About two years ago, my friend Jay gave me the album (Come on Feel the) Illinoise by quirky singer/songwriter/musician Sufjan Stevens. I asked Jay who Stevens sounded like, but he coyly said that no one sounded like this guy. Come now, I exhorted, he must sound like somebody: Jackson Browne, Phil Ochs, Joni Mitchell, Tori Amos, Bruce Springsteen, Dusty Springfield, Ozzy Osbourne, Nico, Tracy Chapman, Seal, Dan Bern, Peter, Paul, or Mary, somebody! No, he insisted, Stevens is an original. My friend was right: Stevens’ eclectic, infectious, whimsical blend of Indian, Middle Eastern, alt-country, folk, bluegrass, and R & B defies description; it must be listened to in order to be appreciated. The same refreshing originality is abundant in Shaun Tan’s new graphic short story collection Tales from Outer Suburbia: it must be viewed and read to be appreciated. After his brilliant The Arrival, a fully graphic (a la David Wiesner), post-modern novel that belongs in every public and school library in America, Mr. Tan has returned with both words and images, and they blend so seamlessly that after the first sitting, it is hard to imagine that some books have no pictures at all.
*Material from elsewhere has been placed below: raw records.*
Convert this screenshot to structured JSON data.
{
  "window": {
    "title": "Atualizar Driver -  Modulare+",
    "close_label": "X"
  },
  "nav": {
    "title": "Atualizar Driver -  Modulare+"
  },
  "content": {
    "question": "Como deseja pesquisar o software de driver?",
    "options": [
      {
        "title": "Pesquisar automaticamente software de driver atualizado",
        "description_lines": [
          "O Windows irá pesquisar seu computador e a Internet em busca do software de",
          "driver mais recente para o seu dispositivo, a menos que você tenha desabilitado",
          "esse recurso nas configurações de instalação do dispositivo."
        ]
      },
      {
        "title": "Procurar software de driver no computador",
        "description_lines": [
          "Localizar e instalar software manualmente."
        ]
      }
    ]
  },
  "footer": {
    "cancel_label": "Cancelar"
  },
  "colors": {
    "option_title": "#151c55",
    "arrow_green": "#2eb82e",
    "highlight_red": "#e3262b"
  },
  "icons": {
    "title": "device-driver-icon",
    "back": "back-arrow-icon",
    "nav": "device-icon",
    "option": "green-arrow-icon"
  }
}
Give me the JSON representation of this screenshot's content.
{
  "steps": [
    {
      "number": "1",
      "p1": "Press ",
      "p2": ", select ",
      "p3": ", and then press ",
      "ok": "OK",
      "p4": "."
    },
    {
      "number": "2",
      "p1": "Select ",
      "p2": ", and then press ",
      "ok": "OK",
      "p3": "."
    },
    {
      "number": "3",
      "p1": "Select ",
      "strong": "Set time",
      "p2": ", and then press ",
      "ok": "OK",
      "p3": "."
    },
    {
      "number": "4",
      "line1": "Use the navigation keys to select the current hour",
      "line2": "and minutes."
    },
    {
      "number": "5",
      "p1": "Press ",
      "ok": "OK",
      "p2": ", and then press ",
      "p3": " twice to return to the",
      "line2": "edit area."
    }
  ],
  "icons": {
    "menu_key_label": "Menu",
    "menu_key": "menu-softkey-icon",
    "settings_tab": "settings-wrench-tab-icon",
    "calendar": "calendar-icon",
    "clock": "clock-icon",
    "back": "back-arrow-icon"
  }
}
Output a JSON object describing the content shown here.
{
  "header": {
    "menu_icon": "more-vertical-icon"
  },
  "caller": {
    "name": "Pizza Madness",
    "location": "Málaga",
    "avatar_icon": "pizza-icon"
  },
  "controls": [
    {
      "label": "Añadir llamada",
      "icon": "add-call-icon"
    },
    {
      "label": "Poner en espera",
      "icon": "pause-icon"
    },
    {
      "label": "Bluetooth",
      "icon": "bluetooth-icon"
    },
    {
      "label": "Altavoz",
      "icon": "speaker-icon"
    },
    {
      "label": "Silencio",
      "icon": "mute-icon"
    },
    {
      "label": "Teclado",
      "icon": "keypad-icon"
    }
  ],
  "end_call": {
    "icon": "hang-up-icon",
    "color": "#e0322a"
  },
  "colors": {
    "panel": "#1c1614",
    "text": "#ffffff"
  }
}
Mr. Tan has triumphed again, establishing himself as a unique voice in YA literature.
The illustrated stories in Tales from Outer Suburbia are at once engaging and poignant. In “The Water Buffalo,” many years ago a neighborhood water buffalo gave advice to those who asked: “Then he would come up to us slowly, raise his left hoof, and literally point us in the right direction. But he never said what he was pointing at, or how far we had to go, or what we were supposed to do once we got there” (6). I can imagine a fifth-grader in my Intermediate School listening for the first time to my booming voice describing how to navigate the library and seeing that water buffalo pointing towards media literacy without adequate preparation. In “No Other Country,” Mr. Tan demonstrates how a “staycation” can be more fun than a traditional vacation. Tenants in a seemingly bleary neighborhood discover a mysterious door in their homes that leads to a pacific, pastoral paradise they name “the inner courtyard:" “It was actually more like an old palace garden . . . There were ancient walls decorated with frescoes; the more they looked at them, the more the family recognized aspects of their own lives within these strange, faded allegories” (60). The haunting “Stick Figures” chronicles the exploits of suburbia’s many stick figure people, endangered by bullies who can sometimes beat them for hours: “But eventually it stops being amusing. It becomes boring, somehow enraging, the way they just stand there and take it. What are they? Why are they here? What do they want?” (67). Stick people are resilient, however, and the reader is left with the impression that, like cockroaches, stick people were here before us and will still be here even when we are gone. One of the most striking single pictures is at the conclusion of “Alert, but Not Alarmed,” a cleverly conceived anti-war snapshot in which “every household has its own intercontinental ballistic missile” (76), but Mr. Tan’s art is at once eclectic, unforgettable, and strikingly original.
On a primal level, Tales from Outer Suburbia by Shaun Tan is an emotionally stirring book. While reading, I found myself alternately laughing and crying without quite knowing why. I heartily recommend Tales as a must for every middler and high school library. However, the best endorsement I can offer came from one of my 6th grade twin sons; after reading aloud “The Water Buffalo,” I asked what he thought of it. “Yeah, hmmm, thought provoking,” he said, with a faraway gleam in his eye, as I could almost hear his brain’s gears whirring and clicking.

Labels: , , ,